Source: Library 

Jane is working as a data entry clerk in an insurance company. At first glance, she's simple and meek and at times, insecure about herself. Her pretty face and her personality catches the attention of the company's manager, Steven Hepsworth; and likewise Steven caught Jane's attention but for different reasons. The real Jane is hardly a meek and insecure woman. In fact, she's a self-proclaimed sociopath and before moving back to Minneapolis, she had a great career as an import-export attorney and lived in a nice apartment in Kuala Lumpur. There's only one reason she's back and leading a double life - getting revenge for her late best friend, Meg. 

Meg and Steven were a couple until his hot and cold behavior and his emotionally abusive streak led Meg to end her life. Meg's death shattered Jane's equilibrium considering how close they used to be; and this has led Jane to lose all interest in life and decided to avenge for Meg. Jane is familiar with Steven’s gaslighting antics; after all she'd heard enough of his behaviours through Meg and she felt angry that her best friend had chosen to ignore or gave reasons for Steven’s behaviours. Jane has nothing to lose as she's prepared to bring Steven down along with his family members, but her encounter with an old friend/ex-lover complicates her plans. 

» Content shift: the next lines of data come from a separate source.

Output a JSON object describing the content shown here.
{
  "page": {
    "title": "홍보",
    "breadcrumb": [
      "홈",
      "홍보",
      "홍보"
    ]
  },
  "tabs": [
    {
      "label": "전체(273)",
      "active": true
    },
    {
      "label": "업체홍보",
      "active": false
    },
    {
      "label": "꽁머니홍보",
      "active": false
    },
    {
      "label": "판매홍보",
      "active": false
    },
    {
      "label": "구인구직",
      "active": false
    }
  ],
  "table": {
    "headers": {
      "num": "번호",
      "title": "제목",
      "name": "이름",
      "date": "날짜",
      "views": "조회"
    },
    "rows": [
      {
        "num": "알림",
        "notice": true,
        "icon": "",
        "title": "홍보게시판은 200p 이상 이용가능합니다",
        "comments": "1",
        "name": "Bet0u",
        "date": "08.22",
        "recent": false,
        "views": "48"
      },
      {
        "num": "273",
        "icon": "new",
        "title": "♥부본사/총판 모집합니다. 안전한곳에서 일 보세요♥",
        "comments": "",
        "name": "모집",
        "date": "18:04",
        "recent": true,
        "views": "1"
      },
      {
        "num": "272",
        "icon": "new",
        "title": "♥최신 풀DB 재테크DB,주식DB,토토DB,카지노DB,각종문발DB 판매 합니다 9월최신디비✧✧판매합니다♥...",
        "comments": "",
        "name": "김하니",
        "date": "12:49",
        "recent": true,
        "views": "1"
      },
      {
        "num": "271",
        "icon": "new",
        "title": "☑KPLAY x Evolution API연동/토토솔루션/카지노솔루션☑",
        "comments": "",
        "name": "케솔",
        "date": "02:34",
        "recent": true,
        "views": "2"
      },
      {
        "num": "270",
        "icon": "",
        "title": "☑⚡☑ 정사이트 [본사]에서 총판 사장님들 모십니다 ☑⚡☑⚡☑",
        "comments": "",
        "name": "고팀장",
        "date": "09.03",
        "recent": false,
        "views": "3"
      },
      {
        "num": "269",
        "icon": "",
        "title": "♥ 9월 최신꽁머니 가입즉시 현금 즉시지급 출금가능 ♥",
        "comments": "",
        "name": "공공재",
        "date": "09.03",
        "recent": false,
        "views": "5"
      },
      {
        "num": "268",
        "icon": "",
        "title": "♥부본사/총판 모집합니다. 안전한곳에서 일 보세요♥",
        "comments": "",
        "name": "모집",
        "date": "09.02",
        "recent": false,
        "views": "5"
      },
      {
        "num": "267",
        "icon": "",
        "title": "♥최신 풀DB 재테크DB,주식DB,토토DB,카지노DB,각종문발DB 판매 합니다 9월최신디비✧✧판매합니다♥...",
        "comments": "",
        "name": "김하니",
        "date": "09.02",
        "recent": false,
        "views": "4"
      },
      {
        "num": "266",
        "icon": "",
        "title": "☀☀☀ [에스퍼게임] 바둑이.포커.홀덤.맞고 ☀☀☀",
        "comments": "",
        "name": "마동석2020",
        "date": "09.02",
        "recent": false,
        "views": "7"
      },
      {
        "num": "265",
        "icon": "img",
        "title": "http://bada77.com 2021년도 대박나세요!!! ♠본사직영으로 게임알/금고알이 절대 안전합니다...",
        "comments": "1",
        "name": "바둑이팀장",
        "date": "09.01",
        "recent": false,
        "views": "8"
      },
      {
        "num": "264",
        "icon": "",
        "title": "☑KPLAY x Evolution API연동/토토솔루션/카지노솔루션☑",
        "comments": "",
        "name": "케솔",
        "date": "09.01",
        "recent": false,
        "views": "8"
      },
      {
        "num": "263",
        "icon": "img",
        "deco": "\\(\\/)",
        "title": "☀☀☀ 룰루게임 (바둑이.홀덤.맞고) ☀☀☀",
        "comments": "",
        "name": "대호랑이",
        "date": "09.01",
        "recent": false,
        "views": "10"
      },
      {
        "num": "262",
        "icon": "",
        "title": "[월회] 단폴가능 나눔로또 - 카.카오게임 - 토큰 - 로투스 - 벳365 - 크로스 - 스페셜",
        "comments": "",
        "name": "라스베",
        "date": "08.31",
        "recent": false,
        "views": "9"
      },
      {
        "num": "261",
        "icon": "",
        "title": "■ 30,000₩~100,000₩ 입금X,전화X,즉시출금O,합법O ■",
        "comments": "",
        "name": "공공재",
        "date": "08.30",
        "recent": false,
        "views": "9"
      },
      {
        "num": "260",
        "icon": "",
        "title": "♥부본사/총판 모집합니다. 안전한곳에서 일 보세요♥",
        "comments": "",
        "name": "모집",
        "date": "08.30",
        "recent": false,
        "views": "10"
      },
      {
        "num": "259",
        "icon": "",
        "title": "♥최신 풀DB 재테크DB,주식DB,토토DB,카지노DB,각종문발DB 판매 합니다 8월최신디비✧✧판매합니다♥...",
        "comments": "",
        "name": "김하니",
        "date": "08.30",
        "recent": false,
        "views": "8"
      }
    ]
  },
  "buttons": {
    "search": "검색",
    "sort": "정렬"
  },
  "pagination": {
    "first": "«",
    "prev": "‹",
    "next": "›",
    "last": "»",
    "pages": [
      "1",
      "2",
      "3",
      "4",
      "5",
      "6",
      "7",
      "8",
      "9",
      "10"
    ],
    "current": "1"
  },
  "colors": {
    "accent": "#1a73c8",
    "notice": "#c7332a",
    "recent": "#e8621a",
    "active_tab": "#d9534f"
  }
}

Whether if it was a case of character study of Jane (yes, she does has some issues) or a story about revenge, Jane Doe made a compelling read with the developments for both the characterisations and the storyline. Jane was an intriguing character; and I liked her fearlessness and her loyalty towards her friend. Her self-proclaimed as a sociopath may not portray her in a positive light, yet it didn't deem her as an anti-heroine either the more I learnt about her. There are some topics which are difficult to read but they delve into the issues of what some women are facing in the real world. Jane will appear in another book titled Problem Child and it looks like she's met her match with her teenage niece. 
© 2021 Melody's Reading Corner (, All Rights Reserved. If you are reading this post from other site(s), please take note that this post has been stolen and is used without permission.